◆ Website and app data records
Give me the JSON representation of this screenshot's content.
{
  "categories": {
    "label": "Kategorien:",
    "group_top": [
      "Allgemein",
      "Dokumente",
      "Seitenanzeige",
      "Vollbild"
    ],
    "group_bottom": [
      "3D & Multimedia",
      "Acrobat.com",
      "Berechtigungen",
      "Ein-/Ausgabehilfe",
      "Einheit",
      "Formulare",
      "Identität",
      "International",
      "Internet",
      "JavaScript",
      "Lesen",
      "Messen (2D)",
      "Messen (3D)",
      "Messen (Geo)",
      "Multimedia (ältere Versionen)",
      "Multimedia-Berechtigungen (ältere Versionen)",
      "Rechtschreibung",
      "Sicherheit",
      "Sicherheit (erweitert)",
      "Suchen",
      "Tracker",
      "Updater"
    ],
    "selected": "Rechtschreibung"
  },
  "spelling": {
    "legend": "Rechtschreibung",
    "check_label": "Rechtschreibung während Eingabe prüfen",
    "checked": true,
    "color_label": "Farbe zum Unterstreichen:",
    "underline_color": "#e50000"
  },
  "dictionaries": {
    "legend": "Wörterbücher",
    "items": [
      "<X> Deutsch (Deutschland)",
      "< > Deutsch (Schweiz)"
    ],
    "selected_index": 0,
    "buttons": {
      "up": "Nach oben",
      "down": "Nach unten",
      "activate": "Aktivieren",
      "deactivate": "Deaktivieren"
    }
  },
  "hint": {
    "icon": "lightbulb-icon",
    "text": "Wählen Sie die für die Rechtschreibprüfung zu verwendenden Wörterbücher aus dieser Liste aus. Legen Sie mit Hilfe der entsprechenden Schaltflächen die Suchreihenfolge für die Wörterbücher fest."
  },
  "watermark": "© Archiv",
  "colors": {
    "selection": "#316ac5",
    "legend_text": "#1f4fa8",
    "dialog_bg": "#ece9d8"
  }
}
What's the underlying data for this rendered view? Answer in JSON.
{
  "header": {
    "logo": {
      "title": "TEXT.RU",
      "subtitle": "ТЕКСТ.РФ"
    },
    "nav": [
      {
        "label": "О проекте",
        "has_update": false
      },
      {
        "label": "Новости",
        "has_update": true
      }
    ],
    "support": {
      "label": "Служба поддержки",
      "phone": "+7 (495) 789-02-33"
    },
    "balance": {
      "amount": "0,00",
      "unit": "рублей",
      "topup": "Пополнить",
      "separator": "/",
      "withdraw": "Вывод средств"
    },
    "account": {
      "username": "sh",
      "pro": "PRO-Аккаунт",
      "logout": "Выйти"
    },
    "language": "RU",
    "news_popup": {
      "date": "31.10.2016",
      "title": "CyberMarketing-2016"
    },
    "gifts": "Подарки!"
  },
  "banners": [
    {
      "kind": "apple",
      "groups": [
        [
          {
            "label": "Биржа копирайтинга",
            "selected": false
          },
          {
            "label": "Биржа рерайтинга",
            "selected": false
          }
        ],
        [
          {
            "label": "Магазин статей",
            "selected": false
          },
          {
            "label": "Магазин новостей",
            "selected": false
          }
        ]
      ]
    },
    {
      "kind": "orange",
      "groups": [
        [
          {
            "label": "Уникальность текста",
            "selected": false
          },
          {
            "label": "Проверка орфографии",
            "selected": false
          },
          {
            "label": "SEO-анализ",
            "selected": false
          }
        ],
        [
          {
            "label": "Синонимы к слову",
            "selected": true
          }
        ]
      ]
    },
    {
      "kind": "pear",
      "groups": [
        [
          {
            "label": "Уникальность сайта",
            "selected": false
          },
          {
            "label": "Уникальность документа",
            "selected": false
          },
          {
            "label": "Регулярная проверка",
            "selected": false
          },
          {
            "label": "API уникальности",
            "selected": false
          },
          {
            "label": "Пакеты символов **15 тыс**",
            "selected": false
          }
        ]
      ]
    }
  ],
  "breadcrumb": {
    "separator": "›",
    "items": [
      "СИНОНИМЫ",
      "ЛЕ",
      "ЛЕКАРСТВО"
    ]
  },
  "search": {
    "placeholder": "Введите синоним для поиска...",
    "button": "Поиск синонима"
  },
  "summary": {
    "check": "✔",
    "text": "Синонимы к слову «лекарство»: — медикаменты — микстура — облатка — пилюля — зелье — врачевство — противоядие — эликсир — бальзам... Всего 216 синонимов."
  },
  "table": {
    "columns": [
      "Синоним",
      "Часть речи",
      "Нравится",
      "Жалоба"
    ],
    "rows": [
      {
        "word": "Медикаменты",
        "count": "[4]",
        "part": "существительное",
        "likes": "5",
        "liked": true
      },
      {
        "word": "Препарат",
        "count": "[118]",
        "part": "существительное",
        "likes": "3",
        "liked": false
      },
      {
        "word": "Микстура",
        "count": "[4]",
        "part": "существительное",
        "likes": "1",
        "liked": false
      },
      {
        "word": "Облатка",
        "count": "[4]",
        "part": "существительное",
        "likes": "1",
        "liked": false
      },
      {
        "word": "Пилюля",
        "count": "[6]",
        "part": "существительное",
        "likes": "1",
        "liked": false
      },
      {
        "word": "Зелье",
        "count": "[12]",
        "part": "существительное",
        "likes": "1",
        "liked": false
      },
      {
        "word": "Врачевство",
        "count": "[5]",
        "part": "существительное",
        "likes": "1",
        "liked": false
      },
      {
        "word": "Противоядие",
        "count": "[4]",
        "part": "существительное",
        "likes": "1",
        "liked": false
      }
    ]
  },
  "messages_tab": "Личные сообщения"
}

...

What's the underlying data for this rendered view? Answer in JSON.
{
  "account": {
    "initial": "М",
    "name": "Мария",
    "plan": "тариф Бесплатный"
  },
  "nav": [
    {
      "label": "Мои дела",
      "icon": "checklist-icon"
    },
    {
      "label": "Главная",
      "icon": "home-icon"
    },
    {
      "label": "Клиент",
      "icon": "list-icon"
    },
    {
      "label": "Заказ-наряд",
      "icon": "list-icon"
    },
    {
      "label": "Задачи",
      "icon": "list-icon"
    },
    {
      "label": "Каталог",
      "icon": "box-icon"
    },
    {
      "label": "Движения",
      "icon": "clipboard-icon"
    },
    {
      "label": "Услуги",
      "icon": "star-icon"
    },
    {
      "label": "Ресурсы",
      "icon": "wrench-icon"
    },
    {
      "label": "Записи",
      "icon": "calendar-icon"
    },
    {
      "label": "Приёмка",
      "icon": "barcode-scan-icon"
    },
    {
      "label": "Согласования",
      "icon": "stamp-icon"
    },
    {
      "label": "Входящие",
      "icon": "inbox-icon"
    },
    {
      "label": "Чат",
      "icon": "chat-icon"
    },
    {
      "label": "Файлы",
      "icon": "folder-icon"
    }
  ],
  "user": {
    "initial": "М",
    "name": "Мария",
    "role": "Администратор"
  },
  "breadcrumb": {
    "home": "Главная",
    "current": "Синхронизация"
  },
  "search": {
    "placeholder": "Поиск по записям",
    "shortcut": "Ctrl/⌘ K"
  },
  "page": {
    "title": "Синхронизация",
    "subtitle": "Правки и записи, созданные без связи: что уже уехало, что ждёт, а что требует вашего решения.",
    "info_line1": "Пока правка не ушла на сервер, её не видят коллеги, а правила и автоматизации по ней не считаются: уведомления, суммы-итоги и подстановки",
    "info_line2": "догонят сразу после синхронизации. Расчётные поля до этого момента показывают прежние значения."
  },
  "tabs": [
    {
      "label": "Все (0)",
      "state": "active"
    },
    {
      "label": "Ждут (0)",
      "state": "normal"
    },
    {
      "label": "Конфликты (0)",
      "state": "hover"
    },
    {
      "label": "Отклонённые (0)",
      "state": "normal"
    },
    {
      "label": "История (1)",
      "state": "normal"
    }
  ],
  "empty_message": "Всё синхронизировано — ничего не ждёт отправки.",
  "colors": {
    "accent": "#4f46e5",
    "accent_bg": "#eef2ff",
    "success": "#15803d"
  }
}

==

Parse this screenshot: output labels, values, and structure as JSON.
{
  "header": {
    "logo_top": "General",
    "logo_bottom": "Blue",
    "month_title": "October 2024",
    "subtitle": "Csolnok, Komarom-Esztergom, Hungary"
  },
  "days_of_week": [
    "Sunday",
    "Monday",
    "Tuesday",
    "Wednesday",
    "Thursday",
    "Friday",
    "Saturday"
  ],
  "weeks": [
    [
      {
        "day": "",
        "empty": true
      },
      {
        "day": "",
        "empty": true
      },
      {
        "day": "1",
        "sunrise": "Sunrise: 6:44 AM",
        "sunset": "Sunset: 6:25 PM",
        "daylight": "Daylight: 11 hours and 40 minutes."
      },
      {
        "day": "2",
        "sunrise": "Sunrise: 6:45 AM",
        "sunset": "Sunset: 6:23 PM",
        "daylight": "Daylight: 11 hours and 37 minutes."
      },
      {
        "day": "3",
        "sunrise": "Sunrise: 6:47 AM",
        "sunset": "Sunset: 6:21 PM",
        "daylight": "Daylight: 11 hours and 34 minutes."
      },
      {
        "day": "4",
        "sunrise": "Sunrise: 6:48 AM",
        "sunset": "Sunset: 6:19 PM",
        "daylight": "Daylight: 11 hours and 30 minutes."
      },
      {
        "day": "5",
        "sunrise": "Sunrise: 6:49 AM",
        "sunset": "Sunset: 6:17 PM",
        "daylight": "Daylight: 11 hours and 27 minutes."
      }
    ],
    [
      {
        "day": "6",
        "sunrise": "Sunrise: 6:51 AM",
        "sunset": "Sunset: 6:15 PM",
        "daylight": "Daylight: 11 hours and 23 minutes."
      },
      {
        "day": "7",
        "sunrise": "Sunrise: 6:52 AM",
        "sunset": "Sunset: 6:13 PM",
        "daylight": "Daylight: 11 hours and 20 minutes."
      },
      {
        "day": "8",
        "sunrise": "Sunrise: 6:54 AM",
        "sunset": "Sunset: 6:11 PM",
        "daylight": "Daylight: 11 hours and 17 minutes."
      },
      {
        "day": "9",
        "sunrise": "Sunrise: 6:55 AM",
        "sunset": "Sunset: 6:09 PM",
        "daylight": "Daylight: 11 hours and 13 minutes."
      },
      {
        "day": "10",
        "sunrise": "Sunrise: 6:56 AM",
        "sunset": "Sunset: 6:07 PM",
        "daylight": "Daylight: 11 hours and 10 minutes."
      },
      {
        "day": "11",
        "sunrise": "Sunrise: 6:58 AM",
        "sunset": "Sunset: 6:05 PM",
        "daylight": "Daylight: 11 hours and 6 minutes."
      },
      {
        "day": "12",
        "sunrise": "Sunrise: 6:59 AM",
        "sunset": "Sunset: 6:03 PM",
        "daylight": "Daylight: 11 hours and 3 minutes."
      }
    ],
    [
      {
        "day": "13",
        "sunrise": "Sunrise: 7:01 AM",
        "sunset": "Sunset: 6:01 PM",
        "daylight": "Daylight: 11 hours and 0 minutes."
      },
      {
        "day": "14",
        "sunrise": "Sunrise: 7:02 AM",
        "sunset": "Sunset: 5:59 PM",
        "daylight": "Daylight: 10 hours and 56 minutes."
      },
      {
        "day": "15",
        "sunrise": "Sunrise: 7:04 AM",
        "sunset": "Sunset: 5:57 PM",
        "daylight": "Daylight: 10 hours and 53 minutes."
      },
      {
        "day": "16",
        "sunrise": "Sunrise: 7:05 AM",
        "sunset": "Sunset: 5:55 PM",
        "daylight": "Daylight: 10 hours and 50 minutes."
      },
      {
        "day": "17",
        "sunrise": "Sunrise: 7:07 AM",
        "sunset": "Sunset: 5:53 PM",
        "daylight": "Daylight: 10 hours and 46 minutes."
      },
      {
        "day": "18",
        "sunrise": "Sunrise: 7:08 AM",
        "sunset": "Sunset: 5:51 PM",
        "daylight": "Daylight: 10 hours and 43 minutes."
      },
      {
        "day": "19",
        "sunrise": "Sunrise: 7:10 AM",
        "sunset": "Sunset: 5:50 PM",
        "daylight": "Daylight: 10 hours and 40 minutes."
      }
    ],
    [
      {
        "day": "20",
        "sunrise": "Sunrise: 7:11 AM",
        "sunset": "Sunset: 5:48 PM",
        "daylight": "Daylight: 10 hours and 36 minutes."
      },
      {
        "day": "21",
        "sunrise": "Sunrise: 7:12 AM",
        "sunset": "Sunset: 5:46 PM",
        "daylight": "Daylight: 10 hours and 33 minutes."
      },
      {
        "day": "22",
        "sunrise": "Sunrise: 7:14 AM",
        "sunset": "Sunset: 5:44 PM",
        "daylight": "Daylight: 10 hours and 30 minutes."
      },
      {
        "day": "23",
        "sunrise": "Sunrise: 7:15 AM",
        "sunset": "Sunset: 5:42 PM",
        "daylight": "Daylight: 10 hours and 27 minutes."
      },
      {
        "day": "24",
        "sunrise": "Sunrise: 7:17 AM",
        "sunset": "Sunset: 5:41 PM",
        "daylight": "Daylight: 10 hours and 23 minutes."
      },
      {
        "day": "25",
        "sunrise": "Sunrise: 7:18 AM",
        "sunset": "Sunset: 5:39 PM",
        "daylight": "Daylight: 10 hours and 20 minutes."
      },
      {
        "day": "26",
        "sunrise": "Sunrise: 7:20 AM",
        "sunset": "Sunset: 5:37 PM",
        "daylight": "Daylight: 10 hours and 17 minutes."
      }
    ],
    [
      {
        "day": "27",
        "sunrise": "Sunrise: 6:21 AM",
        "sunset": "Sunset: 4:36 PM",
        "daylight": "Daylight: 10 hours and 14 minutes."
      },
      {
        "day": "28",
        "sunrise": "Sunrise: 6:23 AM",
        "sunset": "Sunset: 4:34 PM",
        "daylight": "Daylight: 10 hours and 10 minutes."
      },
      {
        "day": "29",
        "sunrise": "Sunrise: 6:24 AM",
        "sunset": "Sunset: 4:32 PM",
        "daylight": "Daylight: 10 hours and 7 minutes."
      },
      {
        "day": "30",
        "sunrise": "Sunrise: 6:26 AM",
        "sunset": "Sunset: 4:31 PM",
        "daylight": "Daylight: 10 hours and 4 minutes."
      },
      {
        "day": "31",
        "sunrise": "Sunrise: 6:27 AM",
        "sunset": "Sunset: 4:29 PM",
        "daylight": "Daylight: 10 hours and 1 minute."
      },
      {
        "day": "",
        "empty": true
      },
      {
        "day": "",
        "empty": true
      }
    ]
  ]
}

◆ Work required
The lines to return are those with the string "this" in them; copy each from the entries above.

◆ Exercise result
Give me the JSON representation of this screenshot's content.
What's the underlying data for this rendered view? Answer in JSON.
What's the underlying data for this rendered view? Answer in JSON.
Parse this screenshot: output labels, values, and structure as JSON.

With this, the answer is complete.